JpGU-AGU Joint Meeting 2017

Presentation information

[EJ] Oral

M (Multidisciplinary and Interdisciplinary) » M-IS Intersection

[M-IS10] [EJ] Global climate change driven by the Southern Ocean and the Antarctic Ice Sheet

Wed. May 24, 2017 10:45 AM - 12:15 PM A08 (Tokyo Bay Makuhari Hall)

convener:Kay I.Ohshima(Institute of Low Temperature Science, Hokkaido University), Minoru Ikehara(Center for Advanced Marine Core Research, Kochi University), Kenji Kawamura(National Institute of Polar Research, Research Organization of Information and Systems), Chairperson:Kay Ohshima(Institute of Low Temperature Science, Hokkaido University)

11:05 AM - 11:30 AM

[MIS10-08] Amundsen Sea simulation with optimized ocean, sea ice, and thermodynamic ice shelf model parameters

★Invited papers

*Yoshihiro Nakayama1,4, Dimitris Menemenlis1, Michael Schodlok1, Ian Fenty1, Ou Wang1, An Nguyen2, Patrick Heimbach2, Pierre Dutrieux3, Eric Rignot1,4 (1.NASA Jet Propulsion Laboratory, 2.University of Texas at Austin, 3.Columbia University, 4.University of California, Irvine)

Keywords:Amundsen/Bellingshausen Sea, Ice shelf-ocean interaction, Circumpolar Deep Water

The ice shelves and glaciers of the West Antarctic Ice Sheet (WAIS) are melting and thinning rapidly in the Amundsen Sea (AS) and Bellingshausen Sea (BS), with consequences for global sea level rise and ocean circulation. First, approximately 10% of the observed sea level rise has been attributed to the thinning of WAIS between 2005 and 2010. Second, the melting of ice shelves in the AS and BS will freshen the shelf water locally as well as downstream in the Ross Sea (RS), which may lead to a change in the characteristics of Antarctic Bottom Water formed in the RS and thus influence the global thermohaline circulation.

Agreement between model results and observations are crucial for understanding and projecting these impacts on the current and future climate. Thus, we aim to conduct model optimization for a regional Amundsen and Bellingshausen Seas configuration of the MITgcm. Currently, we have adjusted a small number of model parameters to better fit the available observations during the 2007-2010 period using trial-and-error adjustment and a Green’s function approach. As a result of adjustments, our model shows significantly better match with observations than previous modeling studies, especially for Winter Water (WW). Since density of sea water depends largely on salinity at low temperature, this is important for assessing the impact of WW on Pine Island Glacier melt rate. We also conduct several sensitivity studies, showing the impact of surface heat loss on the thickness and properties of WW.

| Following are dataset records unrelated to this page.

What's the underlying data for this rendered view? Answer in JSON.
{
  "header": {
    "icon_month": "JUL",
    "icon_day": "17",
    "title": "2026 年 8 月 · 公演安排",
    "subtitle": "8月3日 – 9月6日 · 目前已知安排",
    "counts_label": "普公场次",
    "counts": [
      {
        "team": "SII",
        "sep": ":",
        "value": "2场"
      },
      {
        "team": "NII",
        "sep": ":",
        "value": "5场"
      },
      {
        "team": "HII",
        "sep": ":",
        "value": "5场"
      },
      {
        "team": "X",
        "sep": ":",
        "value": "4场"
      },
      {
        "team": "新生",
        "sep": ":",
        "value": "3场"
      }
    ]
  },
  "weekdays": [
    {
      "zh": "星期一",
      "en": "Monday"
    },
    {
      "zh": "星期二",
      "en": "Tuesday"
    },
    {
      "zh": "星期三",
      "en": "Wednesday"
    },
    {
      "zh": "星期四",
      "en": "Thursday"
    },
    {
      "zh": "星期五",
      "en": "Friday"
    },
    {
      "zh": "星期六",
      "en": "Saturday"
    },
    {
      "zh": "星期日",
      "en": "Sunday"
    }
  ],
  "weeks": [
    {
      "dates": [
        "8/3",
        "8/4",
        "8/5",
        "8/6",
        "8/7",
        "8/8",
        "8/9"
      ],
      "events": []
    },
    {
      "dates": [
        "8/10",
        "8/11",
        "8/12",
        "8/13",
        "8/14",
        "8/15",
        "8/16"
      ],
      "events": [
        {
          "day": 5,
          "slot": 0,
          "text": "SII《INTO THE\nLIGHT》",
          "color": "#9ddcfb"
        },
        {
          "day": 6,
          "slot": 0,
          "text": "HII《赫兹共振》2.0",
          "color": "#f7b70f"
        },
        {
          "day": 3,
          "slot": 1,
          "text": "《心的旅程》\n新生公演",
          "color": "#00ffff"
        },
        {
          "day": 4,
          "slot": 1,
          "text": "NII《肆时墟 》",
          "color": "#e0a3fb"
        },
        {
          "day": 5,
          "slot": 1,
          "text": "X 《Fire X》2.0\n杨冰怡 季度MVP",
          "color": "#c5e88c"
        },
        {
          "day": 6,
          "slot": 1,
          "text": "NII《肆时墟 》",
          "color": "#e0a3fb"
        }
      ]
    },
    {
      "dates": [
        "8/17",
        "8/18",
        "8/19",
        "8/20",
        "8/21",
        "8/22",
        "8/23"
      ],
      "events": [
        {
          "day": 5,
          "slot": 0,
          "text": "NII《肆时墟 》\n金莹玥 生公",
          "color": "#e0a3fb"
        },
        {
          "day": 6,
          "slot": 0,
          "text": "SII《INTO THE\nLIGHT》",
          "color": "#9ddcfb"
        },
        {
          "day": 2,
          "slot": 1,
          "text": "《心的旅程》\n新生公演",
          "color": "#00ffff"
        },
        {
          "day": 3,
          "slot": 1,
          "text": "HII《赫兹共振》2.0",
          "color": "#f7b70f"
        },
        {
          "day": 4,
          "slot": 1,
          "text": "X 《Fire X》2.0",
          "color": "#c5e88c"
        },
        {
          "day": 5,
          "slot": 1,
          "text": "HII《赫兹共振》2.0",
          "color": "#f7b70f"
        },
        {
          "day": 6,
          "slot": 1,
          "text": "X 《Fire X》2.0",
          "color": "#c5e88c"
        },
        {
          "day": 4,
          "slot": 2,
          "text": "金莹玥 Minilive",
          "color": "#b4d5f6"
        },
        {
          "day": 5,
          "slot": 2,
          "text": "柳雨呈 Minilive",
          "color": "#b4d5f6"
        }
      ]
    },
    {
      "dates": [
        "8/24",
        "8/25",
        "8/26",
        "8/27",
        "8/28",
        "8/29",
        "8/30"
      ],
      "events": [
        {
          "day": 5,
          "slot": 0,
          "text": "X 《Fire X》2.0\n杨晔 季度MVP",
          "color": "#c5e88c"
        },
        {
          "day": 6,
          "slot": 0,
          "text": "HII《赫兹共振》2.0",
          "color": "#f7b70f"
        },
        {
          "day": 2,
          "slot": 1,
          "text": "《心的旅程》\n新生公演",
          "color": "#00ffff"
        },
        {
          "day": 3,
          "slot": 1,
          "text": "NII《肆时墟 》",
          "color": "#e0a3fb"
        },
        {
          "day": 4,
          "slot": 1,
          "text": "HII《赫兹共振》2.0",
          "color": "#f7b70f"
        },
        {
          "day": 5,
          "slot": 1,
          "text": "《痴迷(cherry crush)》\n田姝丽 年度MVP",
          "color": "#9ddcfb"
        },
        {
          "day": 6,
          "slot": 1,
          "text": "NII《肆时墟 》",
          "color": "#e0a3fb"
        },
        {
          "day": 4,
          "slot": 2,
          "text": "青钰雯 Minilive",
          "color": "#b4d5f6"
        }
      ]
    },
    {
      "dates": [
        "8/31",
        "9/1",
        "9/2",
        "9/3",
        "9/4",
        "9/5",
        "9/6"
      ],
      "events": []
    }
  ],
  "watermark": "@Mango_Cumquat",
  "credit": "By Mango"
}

Our work is a first step toward improved representation of ice-shelf ocean interactions in the ECCO (Estimating the Circulation and Climate of the Ocean) global ocean retrospective analysis. In this presentation, we briefly explain our overall project and present some preliminary results pertaining to sensitivity simulations using high resolution (2 km) configuration and adjoint sensitivity simulations.